Colorado restaurants serving free bread, chips less and less often

In the grand scheme of life’s disappointments, losing free carbs at restaurants may not rank quite as high as, say, getting passed over for a dream job or being left at the altar. But still, the fact that complimentary bread at restaurants and bars — as well as chips and salsa, popcorn, nuts and whatever else we used to gnaw on pre-meal — has become an endangered species is a dining downer.

Noticing that the bread basket is increasingly missing when we sit down for dinner, we wondered: Is free bread dead? And if so, what killed it? Was it gluten-free diets that landed the first punch? Did COVID wriggle in the knife? And did massive inflation — in rents, wages, food costs and, well, pretty much everything — hammer the final nail into bread’s yeasty, baguette-sized coffin?

Up until about a month ago, Tavernetta dropped off free focaccia at every table, a rich, olive oil-filled welcome offering to guests. But making that bread is incredibly labor-intensive, not to mention that the costs of the ingredients that go into it have skyrocketed. The restaurant didn’t take the decision to start charging for those squares of bread lightly, discussing it internally for a year before pulling the free focaccia plug.

“It was a big change for Tavernetta,” said the restaurant’s pastry chef, Charlene Vogel. “A lot has to do with labor costs and the inflation of product. With labor factored in, we were spending roughly $60,000-plus in bread a year.”

That’s a lot of money for an industry that hasn’t exactly had the best couple of years. Charging for the bread — $6 for a good chunk of a loaf served with garlic conserva — is also helpful in cutting down on the restaurant’s food waste. Instead of tossing uneaten bread from diners who didn’t really want it in the first place, those ordering it are eating every last crumb. “We hardly see any bread come back on the plate. Across the board, it’s a lot less waste,” Vogel said.

Another plus: Making less bread frees up Vogel and other staffers’ time to focus on pastry, and eliminating the free bread has specifically led to a more robust cake program as well as new dessert specials.

“This is a big change. We’re always trying to give the best to our guests, and the thought of taking away the free bread wasn’t even on the table [for a long time]. But we didn’t want to start using product that wasn’t as good, just because we can’t afford it. [Charging] hasn’t affected guests that much, but it’s been a big change for labor. We decided to go for it and, honestly, we’ve had nothing but support from our guests,” Vogel said.

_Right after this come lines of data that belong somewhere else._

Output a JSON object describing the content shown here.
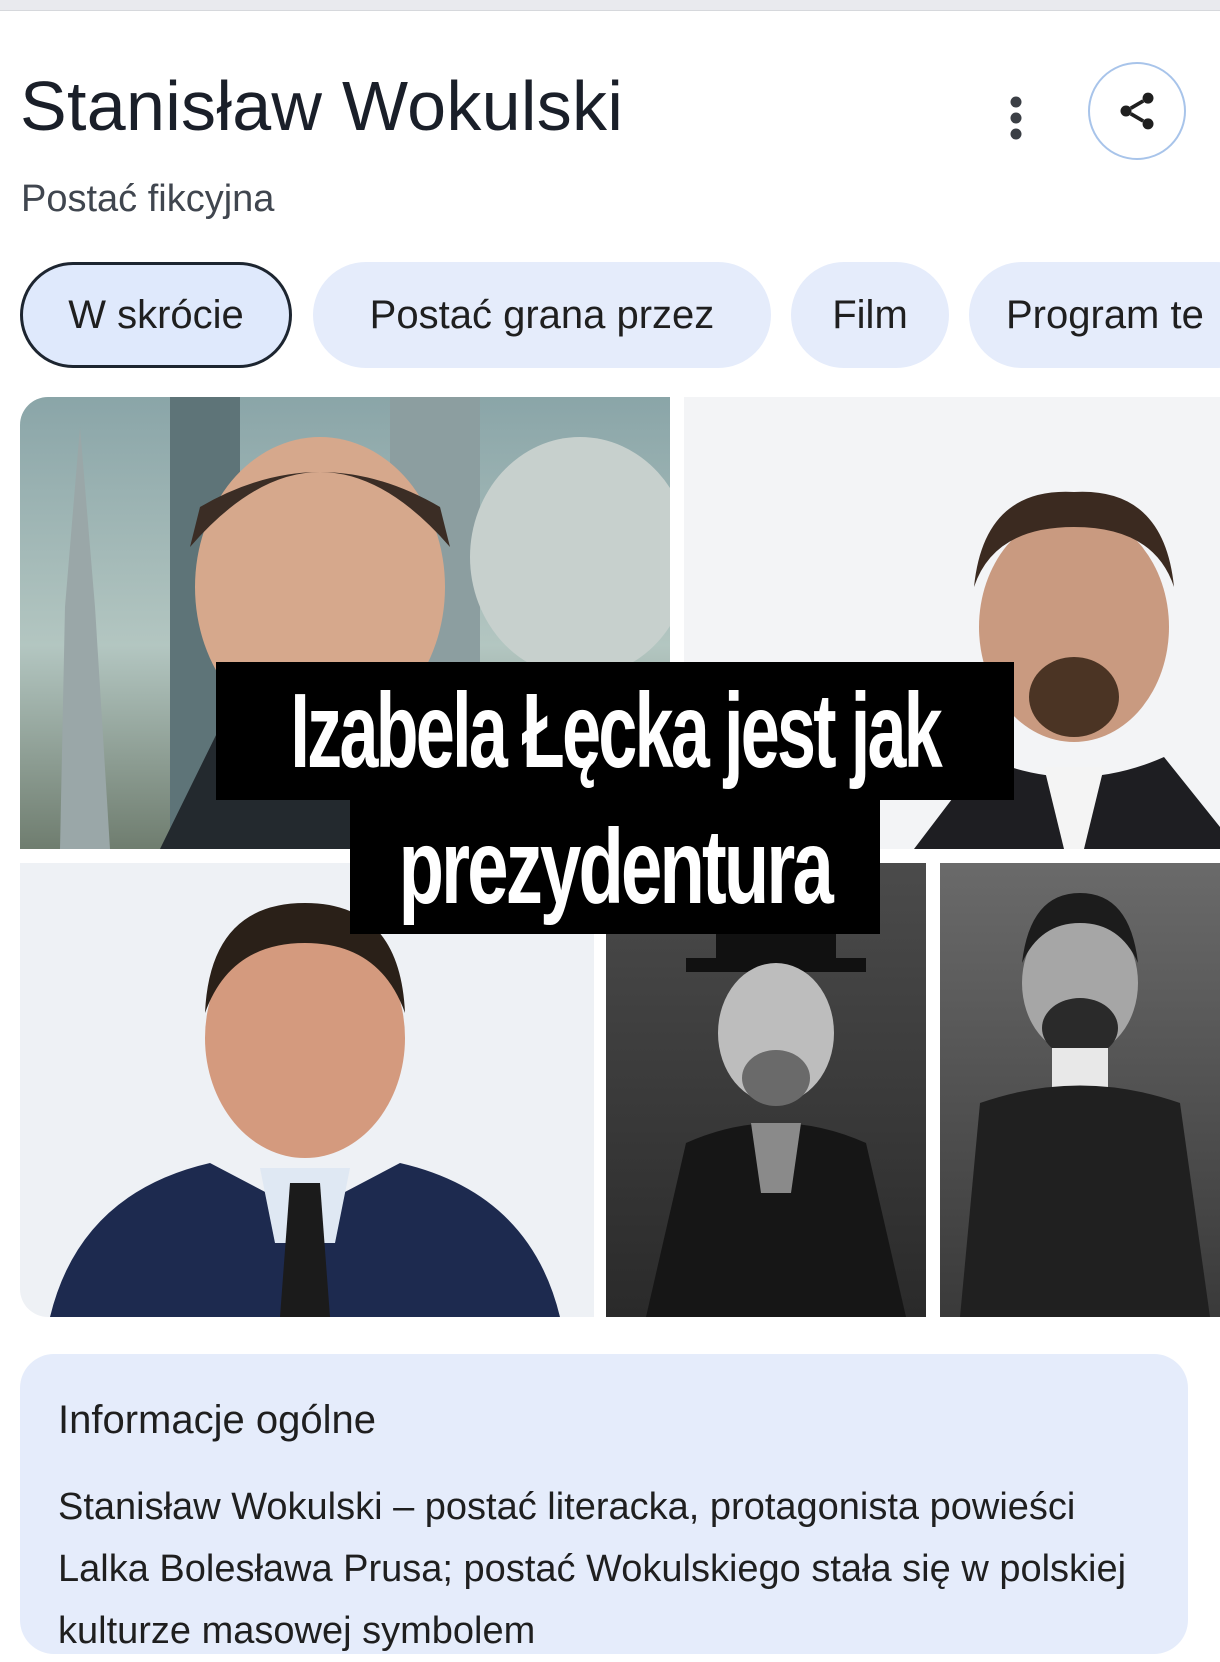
{
  "header": {
    "title": "Stanisław Wokulski",
    "subtitle": "Postać fikcyjna",
    "more_icon": "more-vertical-icon",
    "share_icon": "share-icon"
  },
  "chips": [
    {
      "label": "W skrócie",
      "active": true
    },
    {
      "label": "Postać grana przez",
      "active": false
    },
    {
      "label": "Film",
      "active": false
    },
    {
      "label": "Program te",
      "active": false
    }
  ],
  "overlay": {
    "line1": "Izabela Łęcka jest jak",
    "line2": "prezydentura"
  },
  "info": {
    "title": "Informacje ogólne",
    "text": "Stanisław Wokulski – postać literacka, protagonista powieści Lalka Bolesława Prusa; postać Wokulskiego stała się w polskiej kulturze masowej symbolem"
  },
  "colors": {
    "chip_bg": "#e5ecfb",
    "share_border": "#a8c4ea",
    "title_text": "#1a1f29"
  }
}
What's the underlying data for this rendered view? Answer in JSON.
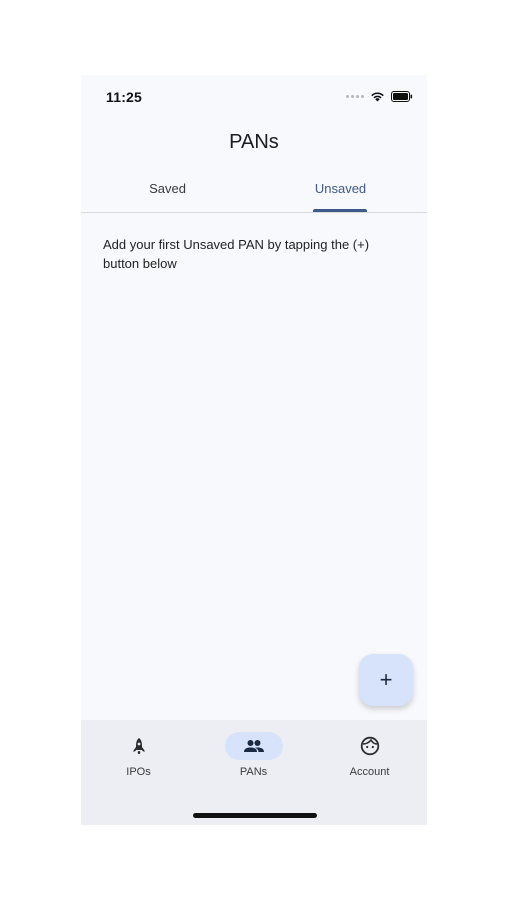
{
  "status_bar": {
    "time": "11:25",
    "icons": [
      "signal-dots-icon",
      "wifi-icon",
      "battery-icon"
    ]
  },
  "header": {
    "title": "PANs"
  },
  "tabs": [
    {
      "label": "Saved",
      "active": false
    },
    {
      "label": "Unsaved",
      "active": true
    }
  ],
  "main": {
    "empty_message": "Add your first Unsaved PAN by tapping the (+) button below"
  },
  "fab": {
    "icon": "plus-icon",
    "glyph": "+"
  },
  "bottom_nav": {
    "items": [
      {
        "label": "IPOs",
        "icon": "rocket-icon",
        "active": false
      },
      {
        "label": "PANs",
        "icon": "people-icon",
        "active": true
      },
      {
        "label": "Account",
        "icon": "face-icon",
        "active": false
      }
    ]
  },
  "colors": {
    "accent": "#3e5a8a",
    "background": "#f8f9fd",
    "nav_background": "#eceef4",
    "active_pill": "#d6e3fb"
  }
}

Many new restaurants are opting to charge for carbs from the get-go, with bread and butter kicking off menus at recently opened spots like Noisette, The Greenwich, Chez Maggy and Brasserie Brixton, ranging in price from $7 to $9. The same goes for chips and salsa at Mexican restaurants. What used to be a routinely free appetizer now either comes with a price tag or is missing altogether. But with the upcharge can also come an uptick in quality.

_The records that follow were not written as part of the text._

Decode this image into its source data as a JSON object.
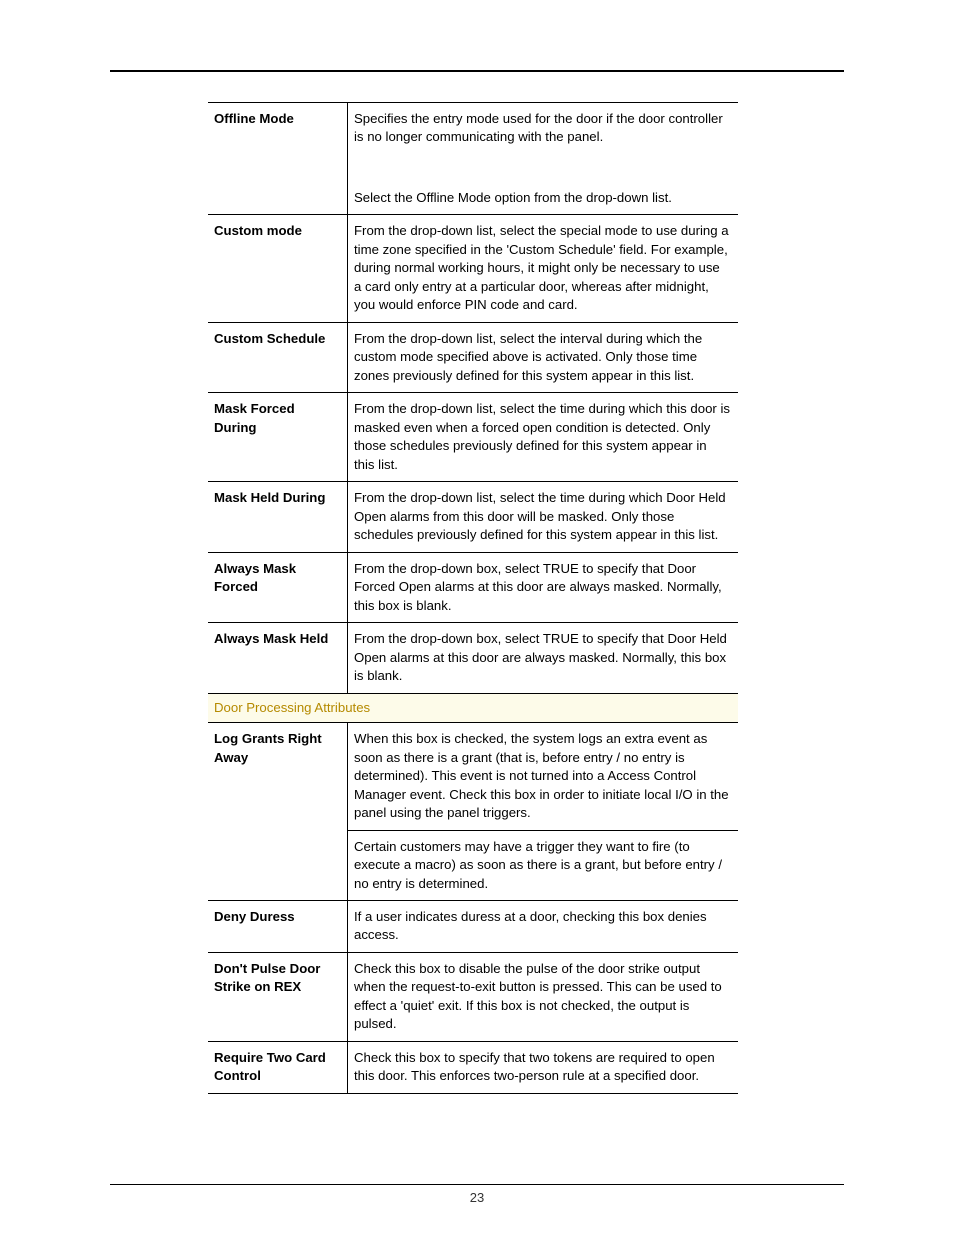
{
  "page_number": "23",
  "section_header": "Door Processing Attributes",
  "rows_a": [
    {
      "label": "Offline Mode",
      "paras": [
        "Specifies the entry mode used for the door if the door controller is no longer communicating with the panel.",
        "Select the Offline Mode option from the drop-down list."
      ]
    },
    {
      "label": "Custom mode",
      "paras": [
        "From the drop-down list, select the special mode to use during a time zone specified in the 'Custom Schedule' field. For example, during normal working hours, it might only be necessary to use a card only entry at a particular door, whereas after midnight, you would enforce PIN code and card."
      ]
    },
    {
      "label": "Custom Schedule",
      "paras": [
        "From the drop-down list, select the interval during which the custom mode specified above is activated. Only those time zones previously defined for this system appear in this list."
      ]
    },
    {
      "label": "Mask Forced During",
      "paras": [
        "From the drop-down list, select the time during which this door is masked even when a forced open condition is detected. Only those schedules previously defined for this system appear in this list."
      ]
    },
    {
      "label": "Mask Held During",
      "paras": [
        "From the drop-down list, select the time during which Door Held Open alarms from this door will be masked. Only those schedules previously defined for this system appear in this list."
      ]
    },
    {
      "label": "Always Mask Forced",
      "paras": [
        "From the drop-down box, select TRUE to specify that Door Forced Open alarms at this door are always masked. Normally, this box is blank."
      ]
    },
    {
      "label": "Always Mask Held",
      "paras": [
        "From the drop-down box, select TRUE to specify that Door Held Open alarms at this door are always masked. Normally, this box is blank."
      ]
    }
  ],
  "rows_b": [
    {
      "label": "Log Grants Right Away",
      "paras": [
        "When this box is checked, the system logs an extra event as soon as there is a grant (that is, before entry / no entry is determined). This event is not turned into a Access Control Manager event. Check this box in order to initiate local I/O in the panel using the panel triggers.",
        "Certain customers may have a trigger they want to fire (to execute a macro) as soon as there is a grant, but before  entry / no entry is determined."
      ],
      "split": true
    },
    {
      "label": "Deny Duress",
      "paras": [
        "If a user indicates duress at a door, checking this box denies access."
      ]
    },
    {
      "label": "Don't Pulse Door Strike on REX",
      "paras": [
        "Check this box to disable the pulse of the door strike output when the request-to-exit button is pressed. This can be used to effect a 'quiet' exit.  If this box is not checked, the output is pulsed."
      ]
    },
    {
      "label": "Require Two Card Control",
      "paras": [
        "Check this box to specify that two tokens are required to open this door. This enforces two-person rule at a specified door."
      ]
    }
  ]
}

“Our salsas are different — you don’t sit down and get a ramekin of tomato water and call it salsa,” said Joe Mazzocco, owner of Mama Lolita’s Mexican in Broomfield, which opened earlier this summer. “Everything we do is from scratch, and that’s our reasoning for charging. Everything is a little more elevated.”

The chips and salsa at Mama Lolita’s certainly go beyond tomato water. For $9 you get your choice of three salsas, ranging from a seasonal fruit to grilled tomatillo verde, served with a mound of fresh-made chips.

Bars are pulling the free stuff too; finding complimentary nuts, popcorn or pretzels is about as rare as finding single-digit priced cocktails. Then again, fishing through a communal bowl of nuts just isn’t that appealing in a pandemic. (Was it ever?)

Some spots, though, are holding on to the free bread tradition. Il Posto still serves not one, but two varieties of complimentary bread, a house-baked herb and onion-topped focaccia and a crusty ciabatta sourced from Grateful Bread. Tyler Gallup, director of operations at Il Posto, said that the restaurant spends more than $35,000 on bread a year, and that they did, at one point, put the free bread on the chopping block.

“We tried to start charging,” Gallup said. “During the pandemic, we had to find a way to recoup our losses. We didn’t want to cut bread out altogether, so charging for it was our only option. But in the end, we are an Italian restaurant, and as such are naturally gracious hosts. Part of the journey in an Italian meal is breaking bread with the other people you are dining with. To take that away is taking a piece of who we are away, which is why we went back to making it complimentary.”

The floury compromise is that Il Posto gives the first round of bread for free, but charges for refills.

So we guess free bread isn’t all the way dead, but it is on life support, gasping for air and clinging to every crumb. With the costs of so many things continuing to rise, it may be only a matter of time before complimentary chips and salsa, bread, popcorn and other pre-meal freebies become relics of snacks past.

RIP, free carbs.

Subscribe to our new food newsletter, Stuffed, to get Denver food and drink news sent straight to your inbox.

Source: Read Full Article